After a year had passed, there was a commotion at the castle gates and a messenger ran to Math to tell him that a great stag was waiting, with a hind and a sturdy fawn. Math arrived at the gate and raised his wand. He shouted that the stag that was Gwydion would become a wild sow, and the hind that was Gilfaethwy would become a wild boar; and he struck them both with the wand. Math kept the fawn, and called him Hydwn; with a strike from his wand the fawn became a young boy. Then he banished his punished nephews to the greenwoods for another year.

A year passed quickly enough, and again there was a disturbance at the gates when a full year had passed. A messenger came to Math and told him there was a wild boar, a wild sow and a fine piglet waiting. Math arrived at the gate and raised his wand. He shouted that the sow that was Gwydion would become a wolf, and the boar that was Gilfaethwy would become a she-wolf; and he struck them both with the wand.

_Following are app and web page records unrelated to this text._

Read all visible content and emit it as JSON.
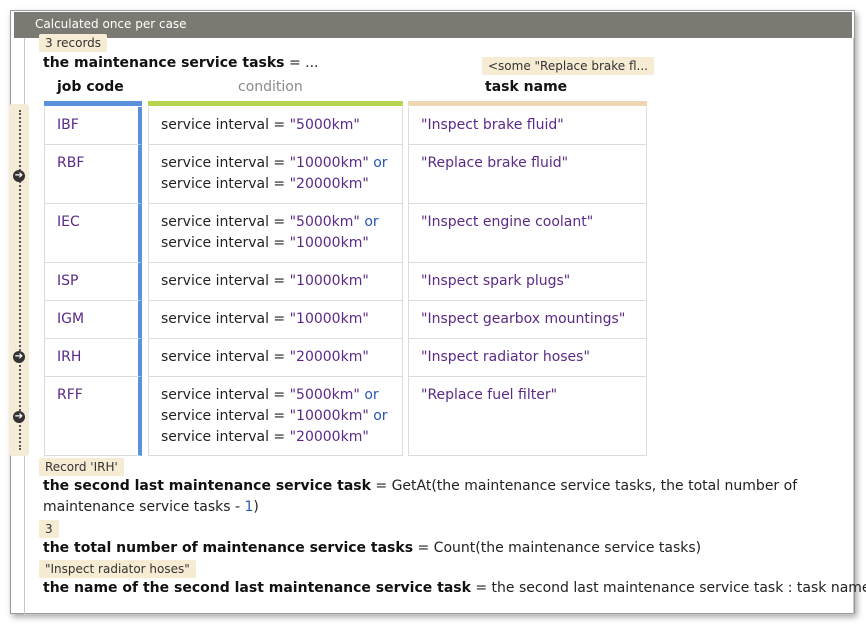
{
  "header": {
    "title": "Calculated once per case"
  },
  "table_section": {
    "records_badge": "3 records",
    "name": "the maintenance service tasks",
    "op": " = ...",
    "task_name_badge": "<some \"Replace brake fl...",
    "columns": {
      "job_code": "job code",
      "condition": "condition",
      "task_name": "task name"
    },
    "colors": {
      "job_code": "#5b90dd",
      "condition": "#b5d64e",
      "task_name": "#efd7b6"
    },
    "rows": [
      {
        "job_code": "IBF",
        "condition": [
          {
            "pre": "service interval = ",
            "val": "\"5000km\"",
            "post": ""
          }
        ],
        "task_name": "\"Inspect brake fluid\""
      },
      {
        "job_code": "RBF",
        "condition": [
          {
            "pre": "service interval = ",
            "val": "\"10000km\"",
            "post": " or"
          },
          {
            "pre": "service interval = ",
            "val": "\"20000km\"",
            "post": ""
          }
        ],
        "task_name": "\"Replace brake fluid\""
      },
      {
        "job_code": "IEC",
        "condition": [
          {
            "pre": "service interval = ",
            "val": "\"5000km\"",
            "post": " or"
          },
          {
            "pre": "service interval = ",
            "val": "\"10000km\"",
            "post": ""
          }
        ],
        "task_name": "\"Inspect engine coolant\""
      },
      {
        "job_code": "ISP",
        "condition": [
          {
            "pre": "service interval = ",
            "val": "\"10000km\"",
            "post": ""
          }
        ],
        "task_name": "\"Inspect spark plugs\""
      },
      {
        "job_code": "IGM",
        "condition": [
          {
            "pre": "service interval = ",
            "val": "\"10000km\"",
            "post": ""
          }
        ],
        "task_name": "\"Inspect gearbox mountings\""
      },
      {
        "job_code": "IRH",
        "condition": [
          {
            "pre": "service interval = ",
            "val": "\"20000km\"",
            "post": ""
          }
        ],
        "task_name": "\"Inspect radiator hoses\""
      },
      {
        "job_code": "RFF",
        "condition": [
          {
            "pre": "service interval = ",
            "val": "\"5000km\"",
            "post": " or"
          },
          {
            "pre": "service interval = ",
            "val": "\"10000km\"",
            "post": " or"
          },
          {
            "pre": "service interval = ",
            "val": "\"20000km\"",
            "post": ""
          }
        ],
        "task_name": "\"Replace fuel filter\""
      }
    ]
  },
  "second_last": {
    "badge": "Record 'IRH'",
    "name": "the second last maintenance service task",
    "expr_line1": " = GetAt(the maintenance service tasks, the total number of",
    "expr_line2_pre": "maintenance service tasks - ",
    "expr_line2_num": "1",
    "expr_line2_post": ")"
  },
  "total": {
    "badge": "3",
    "name": "the total number of maintenance service tasks",
    "expr": " = Count(the maintenance service tasks)"
  },
  "task_name_value": {
    "badge": "\"Inspect radiator hoses\"",
    "name": "the name of the second last maintenance service task",
    "expr": " = the second last maintenance service task : task name"
  }
}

Math kept the piglet, and called him Hychdwn; with a strike from his wand, the piglet became a handsome red-haired young boy. Then he banished the wolves to the greenwoods for yet another year.

When a year had fully passed, there came a barking and snarling at the castle gates. A messenger was sent to Math to tell him that a great wolf was waiting, with a she-wolf and a sturdy wolf-cub. Math arrived at the gate and raised his wand. Math kept the cub, and called him Bleidwn; with a strike from his wand, the wolf-cub became a young boy. Math called the three boys; the three sons of Gilfaethwy the false, three warriors true. Bleidwn, Hydwn and Hychdwn the Tall.

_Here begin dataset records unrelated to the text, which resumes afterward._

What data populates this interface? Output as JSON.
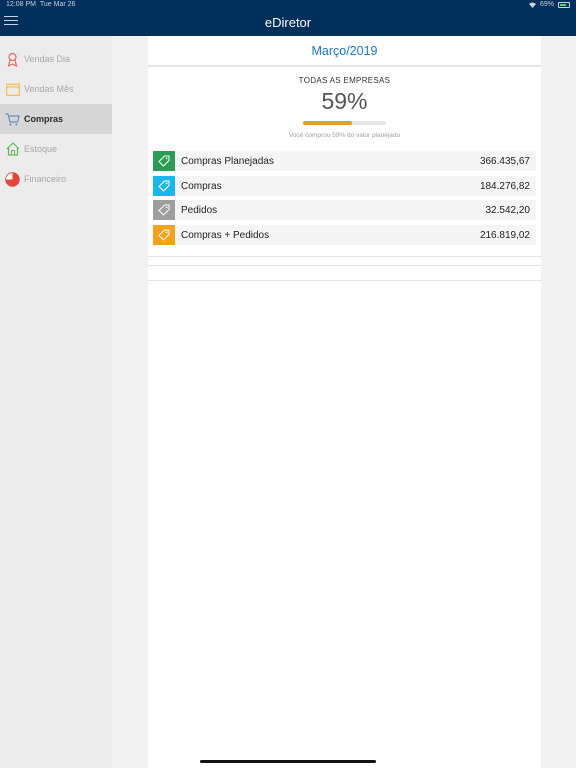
{
  "status_bar": {
    "time": "12:08 PM",
    "date": "Tue Mar 26",
    "battery": "69%"
  },
  "nav": {
    "title": "eDiretor"
  },
  "sidebar": {
    "items": [
      {
        "label": "Vendas Dia",
        "icon": "person-badge-icon",
        "color": "#e06a63"
      },
      {
        "label": "Vendas Mês",
        "icon": "calendar-icon",
        "color": "#f2c14e"
      },
      {
        "label": "Compras",
        "icon": "cart-icon",
        "color": "#6b8fbf"
      },
      {
        "label": "Estoque",
        "icon": "house-icon",
        "color": "#5fb85f"
      },
      {
        "label": "Financeiro",
        "icon": "pie-chart-icon",
        "color": "#e0463a"
      }
    ],
    "active": "Compras"
  },
  "main": {
    "month": "Março/2019",
    "summary_title": "TODAS AS EMPRESAS",
    "percent": "59%",
    "progress_fraction": 0.59,
    "note": "Você comprou 59% do valor planejado",
    "rows": [
      {
        "label": "Compras Planejadas",
        "value": "366.435,67",
        "color": "#2a9d55",
        "icon": "tag-icon"
      },
      {
        "label": "Compras",
        "value": "184.276,82",
        "color": "#1ab7ea",
        "icon": "tag-icon"
      },
      {
        "label": "Pedidos",
        "value": "32.542,20",
        "color": "#9e9e9e",
        "icon": "tag-icon"
      },
      {
        "label": "Compras + Pedidos",
        "value": "216.819,02",
        "color": "#f2a21c",
        "icon": "tag-icon"
      }
    ]
  }
}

Math then called the wolf and she-wolf, struck them both with his wand and they returned to their own flesh.


A piece of soundart that is has been exhibited in RNIB Cymru's head office in Cardiff, Wales, UK (Royal Nation Institute of Blind People) as it's partly to celebrate Louis Braille's bicentenary and his brilliant invention of braille (which makes such a difference to blind and partially sighted people's lives).

Blodeuwedd's Song is my response to how to turn braille into music. I allocated each dot of the braille cell a different note of the pentatonic scale, and used a poem I had written about Blodeuwedd as the base. I then transcribed the poem into braille, and spent about three days placing each note. So one letter in my transcribed version can be up to five notes played together: for variation I spaced them out a little, and lowered the octave of a few, when I felt the poem intensified emotion - so this is a mixture of aleatoric and chosen notes. The soundart is set against a backdrop of a busy woodland and a lone owl.

Blodeuwedd's Song


A multimedia project based on tales from The Mabinogion, an ancient Welsh text.

Creative Fields